----- DATASET CONTENT
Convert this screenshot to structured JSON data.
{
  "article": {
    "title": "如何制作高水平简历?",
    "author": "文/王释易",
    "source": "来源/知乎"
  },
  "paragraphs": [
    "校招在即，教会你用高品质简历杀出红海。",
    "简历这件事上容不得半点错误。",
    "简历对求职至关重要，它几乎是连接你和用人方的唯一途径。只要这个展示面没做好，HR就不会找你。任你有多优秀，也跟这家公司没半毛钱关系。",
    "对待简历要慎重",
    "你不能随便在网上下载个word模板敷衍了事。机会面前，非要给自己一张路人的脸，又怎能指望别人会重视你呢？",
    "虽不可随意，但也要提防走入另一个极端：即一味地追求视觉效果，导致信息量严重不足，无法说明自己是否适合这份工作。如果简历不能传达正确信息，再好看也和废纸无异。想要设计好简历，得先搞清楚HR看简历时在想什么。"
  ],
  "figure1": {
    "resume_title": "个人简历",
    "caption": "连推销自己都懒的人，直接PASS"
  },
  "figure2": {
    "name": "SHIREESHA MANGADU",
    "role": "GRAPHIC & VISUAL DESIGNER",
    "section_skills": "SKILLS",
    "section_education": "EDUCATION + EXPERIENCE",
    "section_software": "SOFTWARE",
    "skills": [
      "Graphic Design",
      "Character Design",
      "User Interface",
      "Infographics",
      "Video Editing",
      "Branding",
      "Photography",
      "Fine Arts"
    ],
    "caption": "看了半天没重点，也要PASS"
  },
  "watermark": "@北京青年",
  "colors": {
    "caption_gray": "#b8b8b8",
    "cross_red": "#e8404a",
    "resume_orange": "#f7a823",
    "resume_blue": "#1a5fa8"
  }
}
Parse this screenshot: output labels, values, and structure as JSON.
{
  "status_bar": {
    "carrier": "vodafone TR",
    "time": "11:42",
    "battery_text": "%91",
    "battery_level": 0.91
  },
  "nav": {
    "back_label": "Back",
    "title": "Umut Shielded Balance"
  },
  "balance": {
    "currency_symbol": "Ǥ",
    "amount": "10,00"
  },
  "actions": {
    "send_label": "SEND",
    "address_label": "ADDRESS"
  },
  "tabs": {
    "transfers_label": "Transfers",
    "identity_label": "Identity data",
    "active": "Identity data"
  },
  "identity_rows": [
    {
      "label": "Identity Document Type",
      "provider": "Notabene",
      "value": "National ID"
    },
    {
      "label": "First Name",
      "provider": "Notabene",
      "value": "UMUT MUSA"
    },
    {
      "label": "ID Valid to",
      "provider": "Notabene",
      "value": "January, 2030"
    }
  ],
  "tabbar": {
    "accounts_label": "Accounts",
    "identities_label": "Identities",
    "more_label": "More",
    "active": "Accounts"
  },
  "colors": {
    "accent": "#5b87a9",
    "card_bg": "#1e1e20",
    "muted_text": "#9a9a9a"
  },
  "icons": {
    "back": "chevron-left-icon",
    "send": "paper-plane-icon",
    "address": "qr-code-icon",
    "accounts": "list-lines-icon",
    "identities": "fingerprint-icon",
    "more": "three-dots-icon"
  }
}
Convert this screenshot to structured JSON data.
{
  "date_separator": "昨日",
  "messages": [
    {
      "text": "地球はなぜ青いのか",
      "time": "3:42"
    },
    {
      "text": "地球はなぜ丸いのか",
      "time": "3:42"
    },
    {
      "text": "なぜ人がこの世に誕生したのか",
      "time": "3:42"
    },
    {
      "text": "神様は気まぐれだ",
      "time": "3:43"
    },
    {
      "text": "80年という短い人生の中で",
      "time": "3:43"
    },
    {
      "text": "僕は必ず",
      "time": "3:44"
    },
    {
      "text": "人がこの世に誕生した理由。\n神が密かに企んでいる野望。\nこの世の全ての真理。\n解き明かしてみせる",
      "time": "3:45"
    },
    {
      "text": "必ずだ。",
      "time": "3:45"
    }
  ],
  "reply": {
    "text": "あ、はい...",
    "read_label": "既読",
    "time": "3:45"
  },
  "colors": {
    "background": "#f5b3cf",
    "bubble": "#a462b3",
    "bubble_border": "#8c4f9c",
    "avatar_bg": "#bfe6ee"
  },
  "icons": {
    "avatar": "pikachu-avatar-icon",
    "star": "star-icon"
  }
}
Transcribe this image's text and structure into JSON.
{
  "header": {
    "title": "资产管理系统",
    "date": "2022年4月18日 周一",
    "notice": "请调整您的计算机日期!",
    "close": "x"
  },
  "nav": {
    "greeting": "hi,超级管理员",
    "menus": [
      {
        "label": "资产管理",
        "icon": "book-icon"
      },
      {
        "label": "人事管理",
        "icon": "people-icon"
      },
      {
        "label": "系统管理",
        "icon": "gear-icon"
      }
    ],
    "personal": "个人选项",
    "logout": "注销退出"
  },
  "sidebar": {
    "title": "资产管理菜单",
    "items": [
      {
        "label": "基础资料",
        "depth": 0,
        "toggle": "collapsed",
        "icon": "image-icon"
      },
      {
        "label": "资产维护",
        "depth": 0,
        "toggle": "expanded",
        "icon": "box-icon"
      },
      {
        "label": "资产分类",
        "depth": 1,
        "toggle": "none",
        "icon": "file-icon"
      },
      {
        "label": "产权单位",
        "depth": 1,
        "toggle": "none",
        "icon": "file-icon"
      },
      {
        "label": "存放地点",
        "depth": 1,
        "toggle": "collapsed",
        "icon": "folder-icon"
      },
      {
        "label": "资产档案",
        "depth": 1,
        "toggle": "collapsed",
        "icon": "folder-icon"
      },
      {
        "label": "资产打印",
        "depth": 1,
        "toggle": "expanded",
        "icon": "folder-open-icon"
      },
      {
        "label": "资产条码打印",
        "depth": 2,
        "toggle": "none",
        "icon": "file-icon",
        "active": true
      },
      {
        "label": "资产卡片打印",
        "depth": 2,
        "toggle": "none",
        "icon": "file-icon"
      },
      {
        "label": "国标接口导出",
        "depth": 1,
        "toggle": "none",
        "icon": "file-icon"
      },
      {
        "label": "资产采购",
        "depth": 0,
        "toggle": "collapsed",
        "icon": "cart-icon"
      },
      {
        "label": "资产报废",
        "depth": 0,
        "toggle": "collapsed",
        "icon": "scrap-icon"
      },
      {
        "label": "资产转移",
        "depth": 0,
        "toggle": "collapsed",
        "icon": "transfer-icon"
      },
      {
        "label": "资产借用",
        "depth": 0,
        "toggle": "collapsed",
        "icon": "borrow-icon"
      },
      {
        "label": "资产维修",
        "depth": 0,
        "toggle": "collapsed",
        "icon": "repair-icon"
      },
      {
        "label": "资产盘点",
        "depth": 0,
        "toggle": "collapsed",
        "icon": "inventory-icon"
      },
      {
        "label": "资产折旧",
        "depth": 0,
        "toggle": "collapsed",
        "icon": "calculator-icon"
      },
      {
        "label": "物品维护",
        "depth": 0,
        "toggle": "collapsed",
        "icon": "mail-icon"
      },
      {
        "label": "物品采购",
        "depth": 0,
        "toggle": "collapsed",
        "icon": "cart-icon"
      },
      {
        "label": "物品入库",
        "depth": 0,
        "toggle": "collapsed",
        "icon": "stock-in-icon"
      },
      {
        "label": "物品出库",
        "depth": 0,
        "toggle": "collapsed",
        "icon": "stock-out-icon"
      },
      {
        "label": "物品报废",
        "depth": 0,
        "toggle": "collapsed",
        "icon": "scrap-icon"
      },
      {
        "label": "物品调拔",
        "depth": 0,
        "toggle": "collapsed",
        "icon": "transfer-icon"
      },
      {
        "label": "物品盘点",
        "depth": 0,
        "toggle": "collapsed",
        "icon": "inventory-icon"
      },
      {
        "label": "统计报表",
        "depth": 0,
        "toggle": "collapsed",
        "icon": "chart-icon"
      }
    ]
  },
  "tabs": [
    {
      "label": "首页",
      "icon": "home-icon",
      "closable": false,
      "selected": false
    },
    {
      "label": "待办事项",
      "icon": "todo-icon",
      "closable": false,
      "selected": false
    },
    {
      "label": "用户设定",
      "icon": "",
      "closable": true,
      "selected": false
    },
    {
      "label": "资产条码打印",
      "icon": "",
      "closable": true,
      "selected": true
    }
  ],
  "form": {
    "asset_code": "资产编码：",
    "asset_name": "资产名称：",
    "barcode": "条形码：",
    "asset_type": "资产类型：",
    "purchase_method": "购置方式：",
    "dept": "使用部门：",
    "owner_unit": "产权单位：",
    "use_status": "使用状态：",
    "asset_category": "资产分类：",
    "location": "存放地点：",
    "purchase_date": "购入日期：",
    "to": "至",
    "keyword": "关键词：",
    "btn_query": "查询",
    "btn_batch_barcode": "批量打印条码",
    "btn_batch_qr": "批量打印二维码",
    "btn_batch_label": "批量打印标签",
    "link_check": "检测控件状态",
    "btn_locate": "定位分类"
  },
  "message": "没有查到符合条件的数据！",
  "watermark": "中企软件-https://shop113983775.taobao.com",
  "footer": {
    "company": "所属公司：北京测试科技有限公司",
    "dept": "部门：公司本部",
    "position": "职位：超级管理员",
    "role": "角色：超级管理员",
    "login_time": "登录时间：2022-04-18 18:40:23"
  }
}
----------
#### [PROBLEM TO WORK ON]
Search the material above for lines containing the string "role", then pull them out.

#### [RESULT FOR THIS EXERCISE]
    "role": "GRAPHIC & VISUAL DESIGNER",
    "role": "角色：超级管理员",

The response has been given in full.